Turns out GreatSchools has faced criticism for their ratings because they only take testing into consideration. Well, that’s not totally true. In 12 states, they do measure other forms of student achievement. But their unintentionally hilarious methodology map shows just how heavily they rely on standardized test scores to hand out those all-important red, yellow and green circles. And that’s a problem, because standardized tests are not the only — and far from the best — way to measure the worth of a school.
I like my house now, and I do like my kid’s school. The teachers and principal are harder to get to know than the small ragtag administration and faculty at my kid’s old school was. The new school is awesome; don’t get me wrong. But as you might imagine from a school that boasts a green circle for testing well, testing is very important there. I’ve got a kid with that magical combination of giftedness and ADHD that would make a Jack Russell terrier on speed look attentive. Testing? Not really her jam, though she does try as hard as she can.
As for the neighborhood, everyone stays inside their own home or on their allotted square of what could be called grass, if one was feeling charitable. There is a sense of distrust and competition both there and with the other parents at school. Who has the biggest house? The nicest landscaping? Whose kid is getting the best grades? Winning Passing the most tests? The house feels big and kind of empty, and it backs up to a Walgreens, not a green space. When I can’t make it to a school event because I’m at work, I can always expect two or three texts from a mom or dad whose name I don’t even really know. “Your daughter cried when you had to leave the library early. You should talk to her about appropriate expression.”
Once, a text like that might have read, “Your daughter cried when you had to go early. We chilled until she felt better.
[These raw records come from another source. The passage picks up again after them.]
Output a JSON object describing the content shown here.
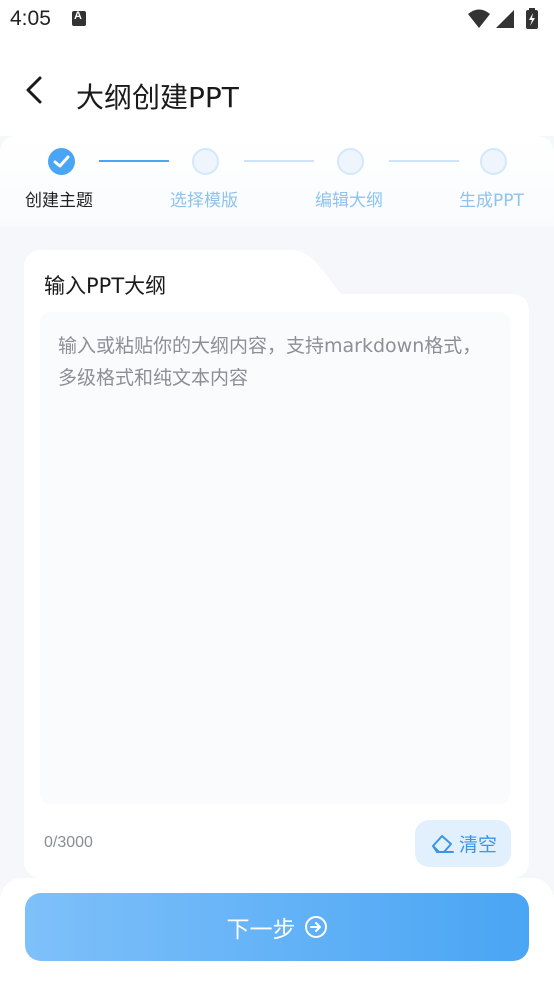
{
  "status_bar": {
    "time": "4:05",
    "notification_icon": "keyboard-a-icon",
    "wifi_icon": "wifi-icon",
    "signal_icon": "signal-icon",
    "battery_icon": "battery-charging-icon"
  },
  "header": {
    "back_icon": "chevron-left-icon",
    "title": "大纲创建PPT"
  },
  "steps": [
    {
      "label": "创建主题",
      "state": "done"
    },
    {
      "label": "选择模版",
      "state": "todo"
    },
    {
      "label": "编辑大纲",
      "state": "todo"
    },
    {
      "label": "生成PPT",
      "state": "todo"
    }
  ],
  "outline_card": {
    "title": "输入PPT大纲",
    "input_value": "",
    "placeholder": "输入或粘贴你的大纲内容，支持markdown格式，多级格式和纯文本内容",
    "char_count": "0/3000",
    "clear_label": "清空",
    "clear_icon": "eraser-icon"
  },
  "footer": {
    "next_label": "下一步",
    "next_icon": "arrow-right-circle-icon"
  },
  "colors": {
    "accent": "#4aa5f4",
    "accent_light": "#7ec0fa",
    "inactive_step": "#8ec3ef"
  }
}
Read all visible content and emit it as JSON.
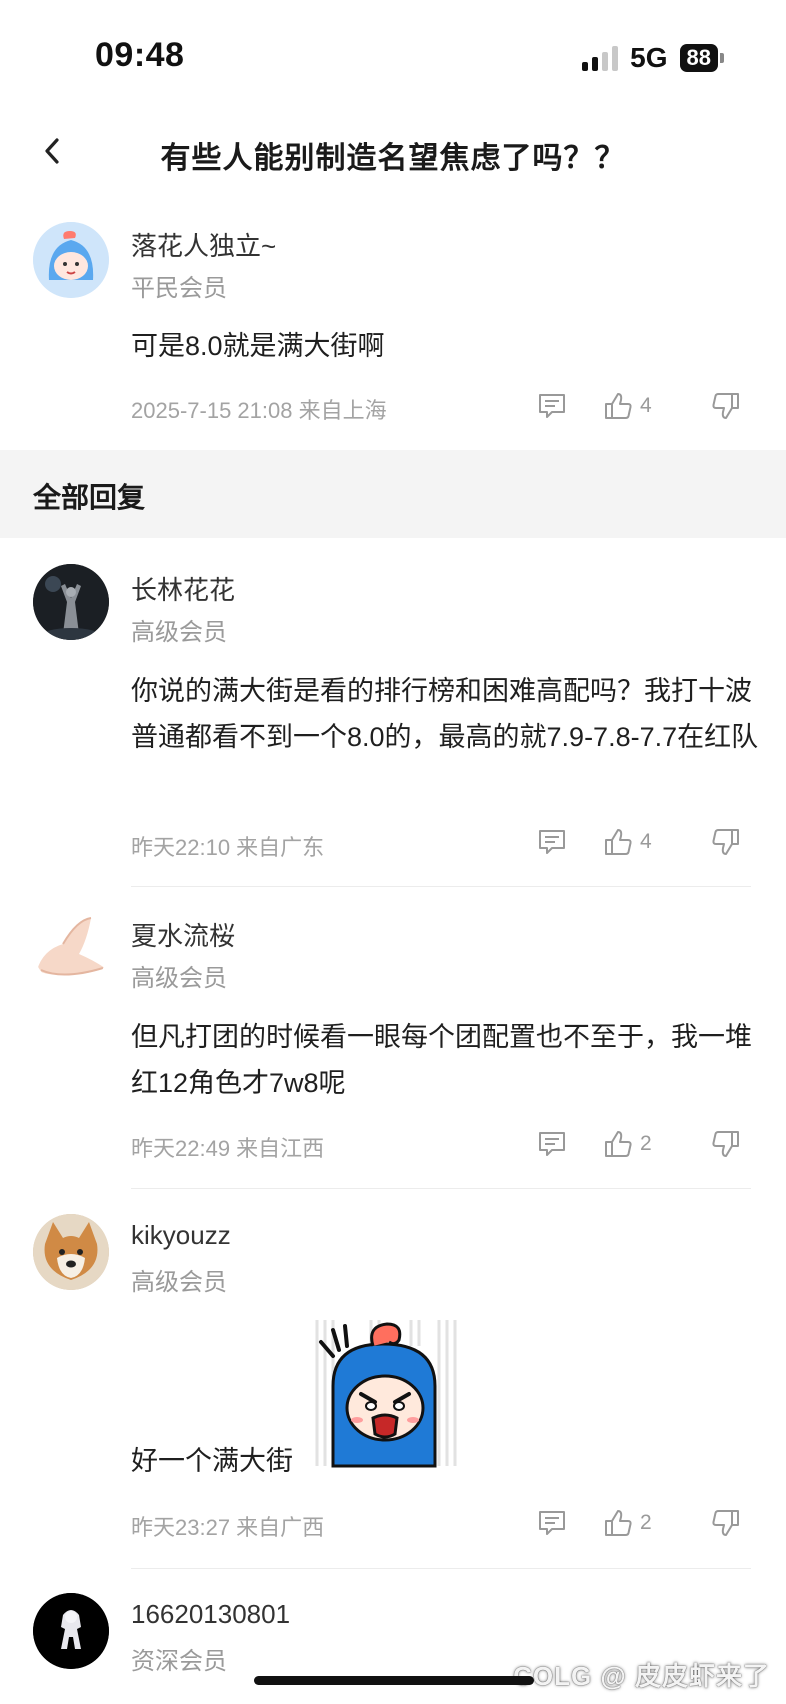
{
  "status_bar": {
    "time": "09:48",
    "network": "5G",
    "battery": "88"
  },
  "nav": {
    "title": "有些人能别制造名望焦虑了吗？？"
  },
  "main_comment": {
    "name": "落花人独立~",
    "level": "平民会员",
    "text": "可是8.0就是满大街啊",
    "meta": "2025-7-15 21:08  来自上海",
    "likes": "4"
  },
  "section": {
    "title": "全部回复"
  },
  "replies": [
    {
      "name": "长林花花",
      "level": "高级会员",
      "text": "你说的满大街是看的排行榜和困难高配吗？我打十波普通都看不到一个8.0的，最高的就7.9-7.8-7.7在红队",
      "meta": "昨天22:10 来自广东",
      "likes": "4"
    },
    {
      "name": "夏水流桜",
      "level": "高级会员",
      "text": "但凡打团的时候看一眼每个团配置也不至于，我一堆红12角色才7w8呢",
      "meta": "昨天22:49 来自江西",
      "likes": "2"
    },
    {
      "name": "kikyouzz",
      "level": "高级会员",
      "text": "好一个满大街",
      "meta": "昨天23:27 来自广西",
      "likes": "2"
    },
    {
      "name": "16620130801",
      "level": "资深会员"
    }
  ],
  "watermark": "COLG @ 皮皮虾来了",
  "icons": [
    "back-arrow-icon",
    "reply-icon",
    "thumbs-up-icon",
    "thumbs-down-icon"
  ],
  "colors": {
    "meta": "#a3a3a3",
    "band": "#f4f4f4",
    "sticker_blue": "#1f7ad6"
  }
}
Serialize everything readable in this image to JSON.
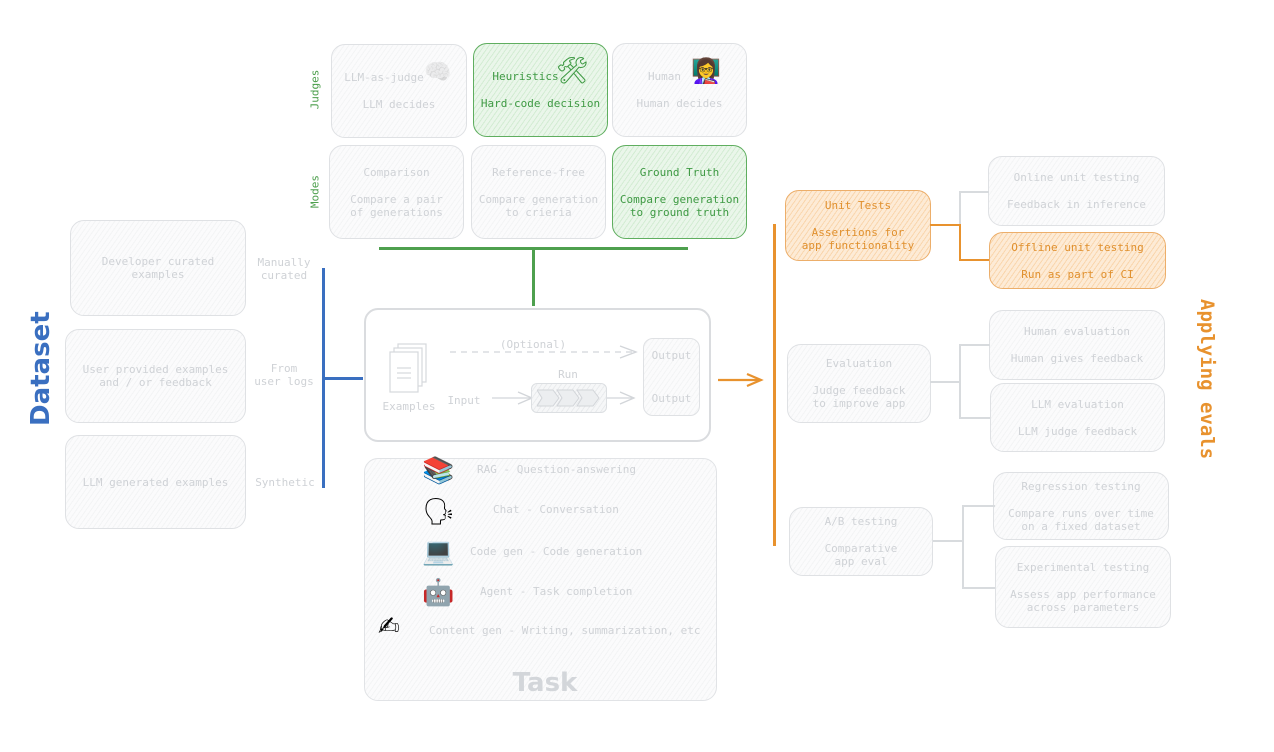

Playdate soon?”
So that school rating? From here, it seems less like an indication of an amazing school and more like what it is: a way to market real estate. And honestly, a school can be made of alabaster and gold with chocolate textbooks and teachers with tons of letters behind their name, but if you don’t put the work in at home, it won’t ever matter. The opposite is also true; a school with fewer resources doesn’t have to mean a subpar education. Parental involvement matters, and no matter how many hours I work or volunteer opportunities I have to leave early, I am an involved parent.
Would a lower-rated school have made a difference? Hard to know, really. I do know that when I was working on this piece, I finally checked out her old school out of sheer curiosity, and learned that it rests comfortably at a solid yellow four.
I know that in the panic, fear and flat-out sadness I felt when I learned that we were going to have to uproot our family and leave our friends and the town we loved behind, I didn’t always make the most rational, reasoned decisions. Plus, focusing on something that wasn’t how awful I felt was a nice way to pass the summer from hell. I picked a house that would make leaving easy if I ever had to do it again. If I had a chance at a do-over, I would have looked for a place that made wanting to stay easy instead.